### EXERCISE INSTRUCTIONS:
Where a line of the entries holds the string "group", copy that line.
-------- TASK DATA --------
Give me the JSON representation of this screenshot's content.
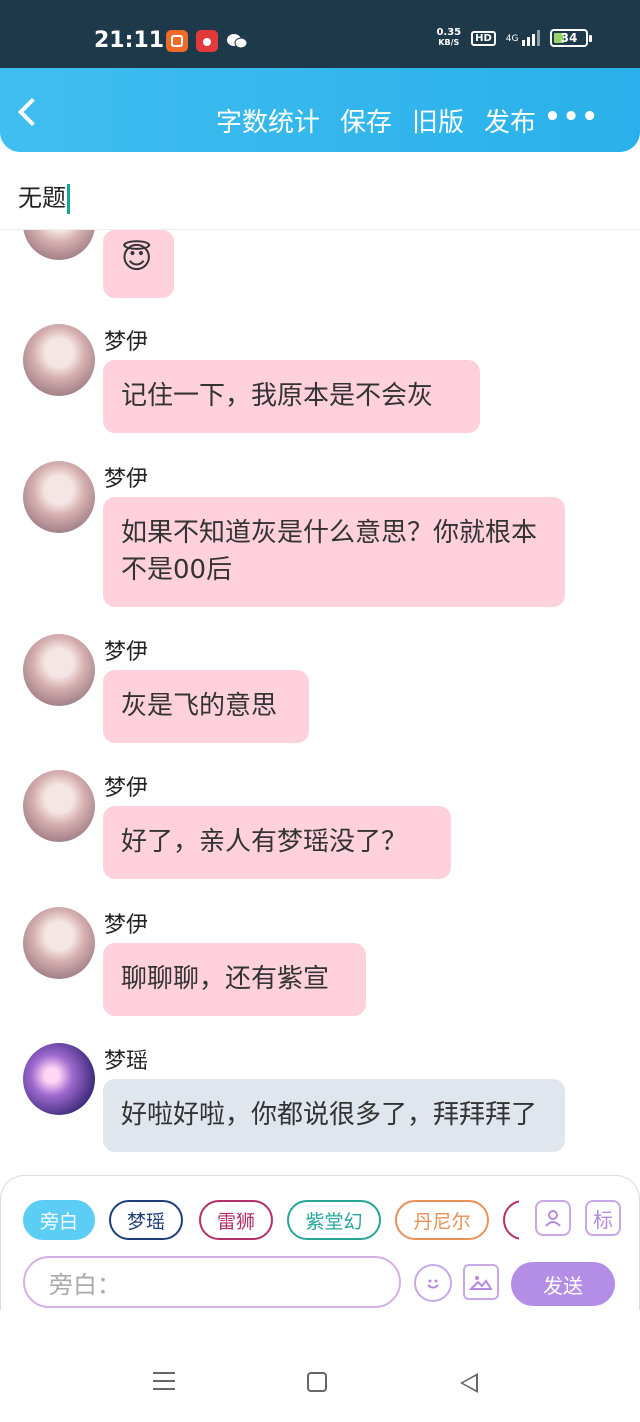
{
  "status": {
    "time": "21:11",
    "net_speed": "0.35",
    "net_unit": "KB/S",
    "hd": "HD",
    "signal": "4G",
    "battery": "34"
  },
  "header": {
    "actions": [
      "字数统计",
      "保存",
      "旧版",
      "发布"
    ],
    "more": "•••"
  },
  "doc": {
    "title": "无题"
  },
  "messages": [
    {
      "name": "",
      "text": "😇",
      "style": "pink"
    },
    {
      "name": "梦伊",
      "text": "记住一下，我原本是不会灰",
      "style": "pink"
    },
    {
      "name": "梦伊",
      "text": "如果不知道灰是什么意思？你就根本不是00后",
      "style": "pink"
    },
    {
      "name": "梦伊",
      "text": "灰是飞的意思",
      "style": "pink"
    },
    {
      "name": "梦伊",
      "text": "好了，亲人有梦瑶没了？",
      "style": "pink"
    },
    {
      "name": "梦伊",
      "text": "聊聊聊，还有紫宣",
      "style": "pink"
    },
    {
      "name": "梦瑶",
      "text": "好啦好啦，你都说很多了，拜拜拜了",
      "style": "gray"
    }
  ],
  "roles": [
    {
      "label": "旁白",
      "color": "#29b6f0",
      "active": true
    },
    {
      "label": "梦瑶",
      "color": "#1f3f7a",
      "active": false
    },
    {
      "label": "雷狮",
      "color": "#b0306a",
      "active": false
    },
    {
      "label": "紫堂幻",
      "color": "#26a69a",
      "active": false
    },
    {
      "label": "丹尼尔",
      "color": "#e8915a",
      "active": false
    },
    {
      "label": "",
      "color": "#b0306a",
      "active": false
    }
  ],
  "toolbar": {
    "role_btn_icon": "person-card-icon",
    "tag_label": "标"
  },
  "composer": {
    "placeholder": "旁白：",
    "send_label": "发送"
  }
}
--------
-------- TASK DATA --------
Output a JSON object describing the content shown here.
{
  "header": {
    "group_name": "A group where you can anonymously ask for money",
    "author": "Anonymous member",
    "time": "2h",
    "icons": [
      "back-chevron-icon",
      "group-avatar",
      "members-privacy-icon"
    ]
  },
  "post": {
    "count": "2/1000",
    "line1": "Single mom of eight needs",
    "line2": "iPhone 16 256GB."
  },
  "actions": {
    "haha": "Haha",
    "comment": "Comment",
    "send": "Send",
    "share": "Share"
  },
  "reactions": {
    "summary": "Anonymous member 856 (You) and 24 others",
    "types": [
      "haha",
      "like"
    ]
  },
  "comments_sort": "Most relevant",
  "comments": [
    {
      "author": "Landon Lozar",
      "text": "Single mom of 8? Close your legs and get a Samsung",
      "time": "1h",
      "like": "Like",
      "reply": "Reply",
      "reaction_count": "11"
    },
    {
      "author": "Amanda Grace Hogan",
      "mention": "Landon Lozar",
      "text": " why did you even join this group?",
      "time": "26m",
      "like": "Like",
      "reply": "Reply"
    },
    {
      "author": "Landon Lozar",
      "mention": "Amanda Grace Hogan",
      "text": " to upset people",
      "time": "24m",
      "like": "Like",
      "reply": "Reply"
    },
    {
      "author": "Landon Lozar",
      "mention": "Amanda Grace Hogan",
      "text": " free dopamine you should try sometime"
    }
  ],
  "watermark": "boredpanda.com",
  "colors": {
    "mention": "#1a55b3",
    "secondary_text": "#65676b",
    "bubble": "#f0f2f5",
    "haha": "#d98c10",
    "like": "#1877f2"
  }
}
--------
### RESPONSE AREA:
    "group_name": "A group where you can anonymously ask for money",
      "group-avatar",
      "text": " why did you even join this group?",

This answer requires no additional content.